# TASK OBJECTIVE:
All the data that follows should be repeated exactly, without a single picture.

# THE INPUT:
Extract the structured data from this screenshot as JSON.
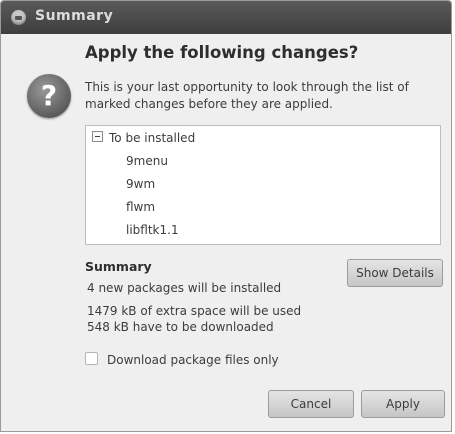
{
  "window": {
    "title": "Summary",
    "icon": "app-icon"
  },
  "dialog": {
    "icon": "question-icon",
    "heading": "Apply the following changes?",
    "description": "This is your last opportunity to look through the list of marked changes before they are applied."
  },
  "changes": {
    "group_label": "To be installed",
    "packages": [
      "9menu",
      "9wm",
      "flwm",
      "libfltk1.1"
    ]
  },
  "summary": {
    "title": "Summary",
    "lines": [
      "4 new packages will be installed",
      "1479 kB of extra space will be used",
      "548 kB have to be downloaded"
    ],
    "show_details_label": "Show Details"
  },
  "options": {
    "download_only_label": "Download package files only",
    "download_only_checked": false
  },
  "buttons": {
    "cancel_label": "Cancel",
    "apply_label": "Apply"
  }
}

# ANSWER SPACE:
Extract the structured data from this screenshot as JSON.
{
  "window": {
    "title": "Summary",
    "icon": "app-icon"
  },
  "dialog": {
    "icon": "question-icon",
    "heading": "Apply the following changes?",
    "description": "This is your last opportunity to look through the list of marked changes before they are applied."
  },
  "changes": {
    "group_label": "To be installed",
    "packages": [
      "9menu",
      "9wm",
      "flwm",
      "libfltk1.1"
    ]
  },
  "summary": {
    "title": "Summary",
    "lines": [
      "4 new packages will be installed",
      "1479 kB of extra space will be used",
      "548 kB have to be downloaded"
    ],
    "show_details_label": "Show Details"
  },
  "options": {
    "download_only_label": "Download package files only",
    "download_only_checked": false
  },
  "buttons": {
    "cancel_label": "Cancel",
    "apply_label": "Apply"
  }
}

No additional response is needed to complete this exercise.